A special forces soldier’s threat to take his own life was not passed down his chain of command to his supervising sergeant-major, an inquest heard.
Corporal Alexander Tostevin had travelled to London for a weekend six months before his death and used a military credit card to purchase cocaine and hire a prostitute.
He told his commanding officer he had intended to take his own life after the three-day binge in September 2017.
But the inquest heard that threat was not passed on to his new unit sergeant-major after he was transferred to non-operational duties following the incident.
The 28-year-old, from Guernsey, was serving with the Poole-based Special Boat Service when he died at his home in March 2018.
The inquest in Bournemouth heard that after he failed to report for duty, his commanding officer and another special forces’ colleague found him at a friend’s home in London.
They said Cpl Tostevin broke down in front of them and explained the pressure he had been under, with a court case, spiralling debts, a relationship break-up and increased drinking.
Cpl Tostevin’s unit commanding officer, known as Soldier E, told the hearing what he had said about the weekend in London.
“He said he was going to enjoy himself for three days and then, I think I talk about it in my statement, he was going to end his life at the end of that, having had a good time,” he said.
After the incident he was placed on the unit’s at-risk register, when he was moved from his regular unit to the welfare/recovery unit and informed of likely disciplinary action.
Soldier M, the sergeant-major of that unit, said he was never told Cpl Tostevin had considered taking his own life.
Brendan Allen, area coroner for Dorset, asked the witness: “The evidence that we have heard is that Alex explained that he had the intention to take his life while in London, that he had purchased (name removed) and was considering taking that.
“He had spent the money on the government card in advance of doing so. Was that information you were aware of?”
Soldier M replied: “The only information I was aware of was he used the military card and numerous people within London had tried to locate him, which they had successfully.”
Mr Allen asked: “You are saying you were not aware Alex had expressed suicidal intent or ideation after that incident?”
Soldier M replied: “I didn’t know he had been suicidal.”
He went on to explain there were regular checks on Cpl Tostevin while living on the base, and they would exchange text messages last thing at night and in the morning.
“I told him my door was always open, later on we swapped telephone numbers. If I did not receive that text I would inform the duty officer,” he said.
In January 2018 it was decided Cpl Tostevin was ready to return to his unit and at that point would come off the at-risk register.
He had been due to join his colleagues overseas for training, but following deterioration in his mental health in February, a decision was made that he would not go.
The inquest has heard no documentary evidence has been found to show whether Cpl Tostevin had been put back on the at-risk register.

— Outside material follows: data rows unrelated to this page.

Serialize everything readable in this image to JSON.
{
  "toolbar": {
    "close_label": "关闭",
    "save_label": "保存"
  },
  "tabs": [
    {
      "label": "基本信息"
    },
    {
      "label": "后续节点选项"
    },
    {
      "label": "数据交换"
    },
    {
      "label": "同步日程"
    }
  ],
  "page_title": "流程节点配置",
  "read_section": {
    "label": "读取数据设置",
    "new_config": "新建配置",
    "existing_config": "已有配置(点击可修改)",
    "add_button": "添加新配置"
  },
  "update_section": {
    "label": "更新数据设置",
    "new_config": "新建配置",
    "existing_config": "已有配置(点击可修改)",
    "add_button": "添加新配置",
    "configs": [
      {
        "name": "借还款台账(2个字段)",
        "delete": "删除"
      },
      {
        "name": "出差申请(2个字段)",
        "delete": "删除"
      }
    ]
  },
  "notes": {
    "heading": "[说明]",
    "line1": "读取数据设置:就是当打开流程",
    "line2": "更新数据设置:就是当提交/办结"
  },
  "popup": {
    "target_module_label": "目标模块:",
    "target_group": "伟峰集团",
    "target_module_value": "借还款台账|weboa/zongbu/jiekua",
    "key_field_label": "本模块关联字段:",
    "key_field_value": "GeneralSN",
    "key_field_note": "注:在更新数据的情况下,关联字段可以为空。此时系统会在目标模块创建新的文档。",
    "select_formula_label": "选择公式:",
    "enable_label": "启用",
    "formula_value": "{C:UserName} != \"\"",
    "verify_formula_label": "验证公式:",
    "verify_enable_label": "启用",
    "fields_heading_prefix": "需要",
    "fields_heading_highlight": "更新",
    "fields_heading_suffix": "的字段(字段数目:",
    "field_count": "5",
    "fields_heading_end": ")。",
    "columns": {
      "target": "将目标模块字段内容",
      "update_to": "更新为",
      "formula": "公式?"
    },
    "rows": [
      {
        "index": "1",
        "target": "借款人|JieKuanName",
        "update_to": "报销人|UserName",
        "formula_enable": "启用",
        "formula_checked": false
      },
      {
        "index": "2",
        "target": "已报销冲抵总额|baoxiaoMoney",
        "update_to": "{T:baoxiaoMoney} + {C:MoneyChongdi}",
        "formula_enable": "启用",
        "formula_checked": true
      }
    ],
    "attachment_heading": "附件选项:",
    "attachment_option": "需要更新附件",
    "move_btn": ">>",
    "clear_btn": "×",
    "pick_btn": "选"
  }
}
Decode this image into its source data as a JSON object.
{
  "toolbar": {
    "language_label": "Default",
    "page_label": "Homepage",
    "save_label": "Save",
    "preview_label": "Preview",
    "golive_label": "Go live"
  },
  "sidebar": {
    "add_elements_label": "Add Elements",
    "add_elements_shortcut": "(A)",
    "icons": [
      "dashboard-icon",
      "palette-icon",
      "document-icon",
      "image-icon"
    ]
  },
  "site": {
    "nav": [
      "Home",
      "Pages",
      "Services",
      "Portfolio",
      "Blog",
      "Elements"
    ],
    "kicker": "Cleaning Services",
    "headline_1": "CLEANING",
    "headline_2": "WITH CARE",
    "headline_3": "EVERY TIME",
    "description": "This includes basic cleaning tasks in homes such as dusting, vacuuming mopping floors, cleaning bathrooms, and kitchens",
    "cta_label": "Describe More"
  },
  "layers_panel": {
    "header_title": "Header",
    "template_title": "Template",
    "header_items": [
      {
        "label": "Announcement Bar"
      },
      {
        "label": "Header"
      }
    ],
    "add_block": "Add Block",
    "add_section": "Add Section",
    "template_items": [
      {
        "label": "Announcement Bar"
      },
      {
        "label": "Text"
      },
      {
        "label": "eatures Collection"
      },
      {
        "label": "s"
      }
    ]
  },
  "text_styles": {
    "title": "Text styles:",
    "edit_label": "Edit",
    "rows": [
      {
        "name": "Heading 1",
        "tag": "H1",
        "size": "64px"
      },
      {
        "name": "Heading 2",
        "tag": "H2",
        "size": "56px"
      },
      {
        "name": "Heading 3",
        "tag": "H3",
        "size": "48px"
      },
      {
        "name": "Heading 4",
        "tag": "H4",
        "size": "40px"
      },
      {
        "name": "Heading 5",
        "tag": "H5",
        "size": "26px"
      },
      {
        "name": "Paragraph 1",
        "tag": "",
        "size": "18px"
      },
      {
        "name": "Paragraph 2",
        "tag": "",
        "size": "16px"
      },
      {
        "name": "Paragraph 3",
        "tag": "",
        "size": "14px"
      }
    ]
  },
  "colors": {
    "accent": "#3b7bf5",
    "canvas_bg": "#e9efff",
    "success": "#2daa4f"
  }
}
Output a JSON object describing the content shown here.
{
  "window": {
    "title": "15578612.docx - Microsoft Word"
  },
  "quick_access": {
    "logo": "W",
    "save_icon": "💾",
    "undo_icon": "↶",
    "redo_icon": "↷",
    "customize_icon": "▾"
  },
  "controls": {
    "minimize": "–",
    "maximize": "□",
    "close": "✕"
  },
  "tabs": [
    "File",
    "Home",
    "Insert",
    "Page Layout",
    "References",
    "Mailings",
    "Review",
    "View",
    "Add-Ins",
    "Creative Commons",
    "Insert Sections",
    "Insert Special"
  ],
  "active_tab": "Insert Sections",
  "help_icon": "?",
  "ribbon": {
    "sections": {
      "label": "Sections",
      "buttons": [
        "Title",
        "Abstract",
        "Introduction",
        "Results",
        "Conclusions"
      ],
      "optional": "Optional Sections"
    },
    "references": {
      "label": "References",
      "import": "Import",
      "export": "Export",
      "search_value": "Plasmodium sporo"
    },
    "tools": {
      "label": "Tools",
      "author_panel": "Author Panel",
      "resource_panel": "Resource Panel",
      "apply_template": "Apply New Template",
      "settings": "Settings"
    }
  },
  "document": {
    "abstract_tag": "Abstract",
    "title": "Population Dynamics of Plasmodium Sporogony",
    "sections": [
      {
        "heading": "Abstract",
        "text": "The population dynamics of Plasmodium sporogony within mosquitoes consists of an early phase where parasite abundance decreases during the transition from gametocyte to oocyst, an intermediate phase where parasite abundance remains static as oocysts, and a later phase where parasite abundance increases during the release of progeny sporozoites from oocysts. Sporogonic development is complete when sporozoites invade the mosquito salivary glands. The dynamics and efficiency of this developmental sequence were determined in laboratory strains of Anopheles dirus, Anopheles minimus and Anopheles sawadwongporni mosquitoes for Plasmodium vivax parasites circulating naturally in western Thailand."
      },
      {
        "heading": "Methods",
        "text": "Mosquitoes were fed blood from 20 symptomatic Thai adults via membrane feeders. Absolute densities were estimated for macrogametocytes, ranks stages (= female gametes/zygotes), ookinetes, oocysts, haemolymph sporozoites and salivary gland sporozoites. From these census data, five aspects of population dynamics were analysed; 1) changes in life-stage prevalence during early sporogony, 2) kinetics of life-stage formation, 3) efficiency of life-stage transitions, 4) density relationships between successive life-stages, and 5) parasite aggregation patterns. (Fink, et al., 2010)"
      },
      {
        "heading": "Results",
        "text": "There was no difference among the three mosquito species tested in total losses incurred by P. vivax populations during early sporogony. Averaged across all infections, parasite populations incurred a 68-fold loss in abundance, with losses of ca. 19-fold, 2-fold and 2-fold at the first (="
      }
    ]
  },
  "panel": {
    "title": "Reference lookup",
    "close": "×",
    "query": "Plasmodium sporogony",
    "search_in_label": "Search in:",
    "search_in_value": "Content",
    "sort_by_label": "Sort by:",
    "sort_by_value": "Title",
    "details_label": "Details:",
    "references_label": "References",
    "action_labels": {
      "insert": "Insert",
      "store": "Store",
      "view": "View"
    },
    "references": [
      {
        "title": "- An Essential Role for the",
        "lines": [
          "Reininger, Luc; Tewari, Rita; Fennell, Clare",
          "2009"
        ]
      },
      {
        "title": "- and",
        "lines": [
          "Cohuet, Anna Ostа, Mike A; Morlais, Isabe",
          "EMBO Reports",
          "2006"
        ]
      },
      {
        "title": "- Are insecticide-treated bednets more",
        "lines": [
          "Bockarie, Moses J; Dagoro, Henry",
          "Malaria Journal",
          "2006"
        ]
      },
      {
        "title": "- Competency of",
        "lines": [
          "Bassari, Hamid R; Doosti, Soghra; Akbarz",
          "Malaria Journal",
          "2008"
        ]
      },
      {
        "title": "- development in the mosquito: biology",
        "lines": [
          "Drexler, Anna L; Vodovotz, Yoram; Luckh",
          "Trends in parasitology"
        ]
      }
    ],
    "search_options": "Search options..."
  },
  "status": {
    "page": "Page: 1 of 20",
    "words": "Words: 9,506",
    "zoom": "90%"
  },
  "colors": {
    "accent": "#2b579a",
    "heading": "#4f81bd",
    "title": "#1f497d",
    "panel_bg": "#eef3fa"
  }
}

Kirsten Heaven, representing Cpl Tostevin’s family, asked an officer known only as Soldier D: “Should he have been put on the unit at-risk register in February?”
The witness, who was Cpl Tostevin’s unit adjutant, replied: “Yes.”